* _EXERCISE GOAL_
Your response should consist of the data that follows, repeated in full without alteration.

• • •

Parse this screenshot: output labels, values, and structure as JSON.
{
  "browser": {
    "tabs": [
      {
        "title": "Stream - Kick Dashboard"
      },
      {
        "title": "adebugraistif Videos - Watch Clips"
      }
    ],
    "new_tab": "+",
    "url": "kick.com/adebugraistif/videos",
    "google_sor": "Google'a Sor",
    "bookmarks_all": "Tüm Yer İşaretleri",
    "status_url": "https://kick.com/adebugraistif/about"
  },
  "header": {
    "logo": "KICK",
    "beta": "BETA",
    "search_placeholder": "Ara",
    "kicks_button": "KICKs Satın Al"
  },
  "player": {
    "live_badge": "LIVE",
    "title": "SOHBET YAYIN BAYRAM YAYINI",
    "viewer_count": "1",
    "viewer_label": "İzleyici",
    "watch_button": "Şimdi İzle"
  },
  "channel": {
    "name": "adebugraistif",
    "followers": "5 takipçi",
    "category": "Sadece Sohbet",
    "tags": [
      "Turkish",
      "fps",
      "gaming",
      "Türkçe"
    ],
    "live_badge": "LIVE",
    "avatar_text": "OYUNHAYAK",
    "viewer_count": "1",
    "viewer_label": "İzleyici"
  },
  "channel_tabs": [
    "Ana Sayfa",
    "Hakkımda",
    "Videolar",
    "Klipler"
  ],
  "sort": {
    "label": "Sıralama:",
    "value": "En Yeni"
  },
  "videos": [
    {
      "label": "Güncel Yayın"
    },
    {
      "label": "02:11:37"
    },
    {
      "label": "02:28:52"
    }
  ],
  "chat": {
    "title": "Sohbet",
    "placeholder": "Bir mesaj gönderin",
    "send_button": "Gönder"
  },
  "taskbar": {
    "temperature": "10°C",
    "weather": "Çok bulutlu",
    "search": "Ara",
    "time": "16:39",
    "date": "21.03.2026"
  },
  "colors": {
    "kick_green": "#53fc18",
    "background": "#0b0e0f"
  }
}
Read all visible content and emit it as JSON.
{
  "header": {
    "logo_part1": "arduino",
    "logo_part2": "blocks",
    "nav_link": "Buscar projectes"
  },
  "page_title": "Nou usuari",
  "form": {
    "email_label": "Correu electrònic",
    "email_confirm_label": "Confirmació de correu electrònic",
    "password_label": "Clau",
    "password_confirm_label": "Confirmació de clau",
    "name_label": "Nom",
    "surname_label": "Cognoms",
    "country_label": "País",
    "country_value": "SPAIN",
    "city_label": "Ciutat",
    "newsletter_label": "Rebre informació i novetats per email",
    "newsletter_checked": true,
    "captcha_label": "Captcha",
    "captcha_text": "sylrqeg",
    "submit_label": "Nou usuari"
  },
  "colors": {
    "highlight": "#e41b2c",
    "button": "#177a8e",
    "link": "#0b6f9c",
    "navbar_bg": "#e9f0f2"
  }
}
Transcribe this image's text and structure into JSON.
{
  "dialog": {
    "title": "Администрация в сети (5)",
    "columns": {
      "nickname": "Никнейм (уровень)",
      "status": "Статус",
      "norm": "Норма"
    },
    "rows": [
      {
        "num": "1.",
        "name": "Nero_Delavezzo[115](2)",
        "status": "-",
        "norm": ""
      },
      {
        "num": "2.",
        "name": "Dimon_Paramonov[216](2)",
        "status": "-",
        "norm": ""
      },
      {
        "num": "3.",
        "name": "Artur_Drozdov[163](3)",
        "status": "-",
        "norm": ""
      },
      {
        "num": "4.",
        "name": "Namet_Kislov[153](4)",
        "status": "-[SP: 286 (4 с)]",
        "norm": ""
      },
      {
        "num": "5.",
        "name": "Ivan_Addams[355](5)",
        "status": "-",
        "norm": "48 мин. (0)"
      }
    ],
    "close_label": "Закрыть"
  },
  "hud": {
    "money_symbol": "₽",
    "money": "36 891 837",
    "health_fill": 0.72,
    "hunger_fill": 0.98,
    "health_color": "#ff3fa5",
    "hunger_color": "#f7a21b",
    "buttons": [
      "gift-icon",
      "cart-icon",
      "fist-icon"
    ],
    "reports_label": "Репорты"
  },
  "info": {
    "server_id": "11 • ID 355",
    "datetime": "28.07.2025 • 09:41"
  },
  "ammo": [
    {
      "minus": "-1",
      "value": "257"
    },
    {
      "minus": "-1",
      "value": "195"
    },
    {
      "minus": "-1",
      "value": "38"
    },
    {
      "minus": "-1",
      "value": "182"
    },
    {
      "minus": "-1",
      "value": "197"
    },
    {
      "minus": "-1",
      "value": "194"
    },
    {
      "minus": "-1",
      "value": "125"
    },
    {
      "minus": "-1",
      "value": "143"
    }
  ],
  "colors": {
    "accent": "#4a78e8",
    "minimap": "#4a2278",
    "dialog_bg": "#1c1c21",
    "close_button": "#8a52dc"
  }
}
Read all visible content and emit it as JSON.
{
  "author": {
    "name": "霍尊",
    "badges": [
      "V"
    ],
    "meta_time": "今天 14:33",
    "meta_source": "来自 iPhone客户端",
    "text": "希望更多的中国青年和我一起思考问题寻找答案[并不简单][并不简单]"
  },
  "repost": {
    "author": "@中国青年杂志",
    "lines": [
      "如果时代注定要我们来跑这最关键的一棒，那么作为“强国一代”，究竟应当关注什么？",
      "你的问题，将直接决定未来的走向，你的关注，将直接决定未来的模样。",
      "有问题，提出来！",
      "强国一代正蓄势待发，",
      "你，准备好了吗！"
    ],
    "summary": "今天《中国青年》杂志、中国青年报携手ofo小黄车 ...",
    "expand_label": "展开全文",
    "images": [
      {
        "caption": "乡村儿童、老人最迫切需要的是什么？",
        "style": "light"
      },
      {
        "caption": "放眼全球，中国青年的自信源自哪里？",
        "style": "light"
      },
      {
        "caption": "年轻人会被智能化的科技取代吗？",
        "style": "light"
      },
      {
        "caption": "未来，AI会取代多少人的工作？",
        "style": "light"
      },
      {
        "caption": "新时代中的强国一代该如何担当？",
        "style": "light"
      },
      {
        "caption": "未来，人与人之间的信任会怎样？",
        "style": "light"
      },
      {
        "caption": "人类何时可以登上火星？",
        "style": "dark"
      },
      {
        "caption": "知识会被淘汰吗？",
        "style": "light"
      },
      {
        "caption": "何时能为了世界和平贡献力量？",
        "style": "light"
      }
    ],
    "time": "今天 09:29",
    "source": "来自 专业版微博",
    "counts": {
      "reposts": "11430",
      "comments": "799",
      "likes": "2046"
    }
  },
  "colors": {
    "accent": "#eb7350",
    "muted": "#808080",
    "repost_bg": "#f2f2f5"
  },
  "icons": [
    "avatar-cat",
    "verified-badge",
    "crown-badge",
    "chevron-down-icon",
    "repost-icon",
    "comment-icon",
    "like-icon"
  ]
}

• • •

* _TASK SOLUTION_
Parse this screenshot: output labels, values, and structure as JSON.
{
  "browser": {
    "tabs": [
      {
        "title": "Stream - Kick Dashboard"
      },
      {
        "title": "adebugraistif Videos - Watch Clips"
      }
    ],
    "new_tab": "+",
    "url": "kick.com/adebugraistif/videos",
    "google_sor": "Google'a Sor",
    "bookmarks_all": "Tüm Yer İşaretleri",
    "status_url": "https://kick.com/adebugraistif/about"
  },
  "header": {
    "logo": "KICK",
    "beta": "BETA",
    "search_placeholder": "Ara",
    "kicks_button": "KICKs Satın Al"
  },
  "player": {
    "live_badge": "LIVE",
    "title": "SOHBET YAYIN BAYRAM YAYINI",
    "viewer_count": "1",
    "viewer_label": "İzleyici",
    "watch_button": "Şimdi İzle"
  },
  "channel": {
    "name": "adebugraistif",
    "followers": "5 takipçi",
    "category": "Sadece Sohbet",
    "tags": [
      "Turkish",
      "fps",
      "gaming",
      "Türkçe"
    ],
    "live_badge": "LIVE",
    "avatar_text": "OYUNHAYAK",
    "viewer_count": "1",
    "viewer_label": "İzleyici"
  },
  "channel_tabs": [
    "Ana Sayfa",
    "Hakkımda",
    "Videolar",
    "Klipler"
  ],
  "sort": {
    "label": "Sıralama:",
    "value": "En Yeni"
  },
  "videos": [
    {
      "label": "Güncel Yayın"
    },
    {
      "label": "02:11:37"
    },
    {
      "label": "02:28:52"
    }
  ],
  "chat": {
    "title": "Sohbet",
    "placeholder": "Bir mesaj gönderin",
    "send_button": "Gönder"
  },
  "taskbar": {
    "temperature": "10°C",
    "weather": "Çok bulutlu",
    "search": "Ara",
    "time": "16:39",
    "date": "21.03.2026"
  },
  "colors": {
    "kick_green": "#53fc18",
    "background": "#0b0e0f"
  }
}
Read all visible content and emit it as JSON.
{
  "header": {
    "logo_part1": "arduino",
    "logo_part2": "blocks",
    "nav_link": "Buscar projectes"
  },
  "page_title": "Nou usuari",
  "form": {
    "email_label": "Correu electrònic",
    "email_confirm_label": "Confirmació de correu electrònic",
    "password_label": "Clau",
    "password_confirm_label": "Confirmació de clau",
    "name_label": "Nom",
    "surname_label": "Cognoms",
    "country_label": "País",
    "country_value": "SPAIN",
    "city_label": "Ciutat",
    "newsletter_label": "Rebre informació i novetats per email",
    "newsletter_checked": true,
    "captcha_label": "Captcha",
    "captcha_text": "sylrqeg",
    "submit_label": "Nou usuari"
  },
  "colors": {
    "highlight": "#e41b2c",
    "button": "#177a8e",
    "link": "#0b6f9c",
    "navbar_bg": "#e9f0f2"
  }
}
Transcribe this image's text and structure into JSON.
{
  "dialog": {
    "title": "Администрация в сети (5)",
    "columns": {
      "nickname": "Никнейм (уровень)",
      "status": "Статус",
      "norm": "Норма"
    },
    "rows": [
      {
        "num": "1.",
        "name": "Nero_Delavezzo[115](2)",
        "status": "-",
        "norm": ""
      },
      {
        "num": "2.",
        "name": "Dimon_Paramonov[216](2)",
        "status": "-",
        "norm": ""
      },
      {
        "num": "3.",
        "name": "Artur_Drozdov[163](3)",
        "status": "-",
        "norm": ""
      },
      {
        "num": "4.",
        "name": "Namet_Kislov[153](4)",
        "status": "-[SP: 286 (4 с)]",
        "norm": ""
      },
      {
        "num": "5.",
        "name": "Ivan_Addams[355](5)",
        "status": "-",
        "norm": "48 мин. (0)"
      }
    ],
    "close_label": "Закрыть"
  },
  "hud": {
    "money_symbol": "₽",
    "money": "36 891 837",
    "health_fill": 0.72,
    "hunger_fill": 0.98,
    "health_color": "#ff3fa5",
    "hunger_color": "#f7a21b",
    "buttons": [
      "gift-icon",
      "cart-icon",
      "fist-icon"
    ],
    "reports_label": "Репорты"
  },
  "info": {
    "server_id": "11 • ID 355",
    "datetime": "28.07.2025 • 09:41"
  },
  "ammo": [
    {
      "minus": "-1",
      "value": "257"
    },
    {
      "minus": "-1",
      "value": "195"
    },
    {
      "minus": "-1",
      "value": "38"
    },
    {
      "minus": "-1",
      "value": "182"
    },
    {
      "minus": "-1",
      "value": "197"
    },
    {
      "minus": "-1",
      "value": "194"
    },
    {
      "minus": "-1",
      "value": "125"
    },
    {
      "minus": "-1",
      "value": "143"
    }
  ],
  "colors": {
    "accent": "#4a78e8",
    "minimap": "#4a2278",
    "dialog_bg": "#1c1c21",
    "close_button": "#8a52dc"
  }
}
Read all visible content and emit it as JSON.
{
  "author": {
    "name": "霍尊",
    "badges": [
      "V"
    ],
    "meta_time": "今天 14:33",
    "meta_source": "来自 iPhone客户端",
    "text": "希望更多的中国青年和我一起思考问题寻找答案[并不简单][并不简单]"
  },
  "repost": {
    "author": "@中国青年杂志",
    "lines": [
      "如果时代注定要我们来跑这最关键的一棒，那么作为“强国一代”，究竟应当关注什么？",
      "你的问题，将直接决定未来的走向，你的关注，将直接决定未来的模样。",
      "有问题，提出来！",
      "强国一代正蓄势待发，",
      "你，准备好了吗！"
    ],
    "summary": "今天《中国青年》杂志、中国青年报携手ofo小黄车 ...",
    "expand_label": "展开全文",
    "images": [
      {
        "caption": "乡村儿童、老人最迫切需要的是什么？",
        "style": "light"
      },
      {
        "caption": "放眼全球，中国青年的自信源自哪里？",
        "style": "light"
      },
      {
        "caption": "年轻人会被智能化的科技取代吗？",
        "style": "light"
      },
      {
        "caption": "未来，AI会取代多少人的工作？",
        "style": "light"
      },
      {
        "caption": "新时代中的强国一代该如何担当？",
        "style": "light"
      },
      {
        "caption": "未来，人与人之间的信任会怎样？",
        "style": "light"
      },
      {
        "caption": "人类何时可以登上火星？",
        "style": "dark"
      },
      {
        "caption": "知识会被淘汰吗？",
        "style": "light"
      },
      {
        "caption": "何时能为了世界和平贡献力量？",
        "style": "light"
      }
    ],
    "time": "今天 09:29",
    "source": "来自 专业版微博",
    "counts": {
      "reposts": "11430",
      "comments": "799",
      "likes": "2046"
    }
  },
  "colors": {
    "accent": "#eb7350",
    "muted": "#808080",
    "repost_bg": "#f2f2f5"
  },
  "icons": [
    "avatar-cat",
    "verified-badge",
    "crown-badge",
    "chevron-down-icon",
    "repost-icon",
    "comment-icon",
    "like-icon"
  ]
}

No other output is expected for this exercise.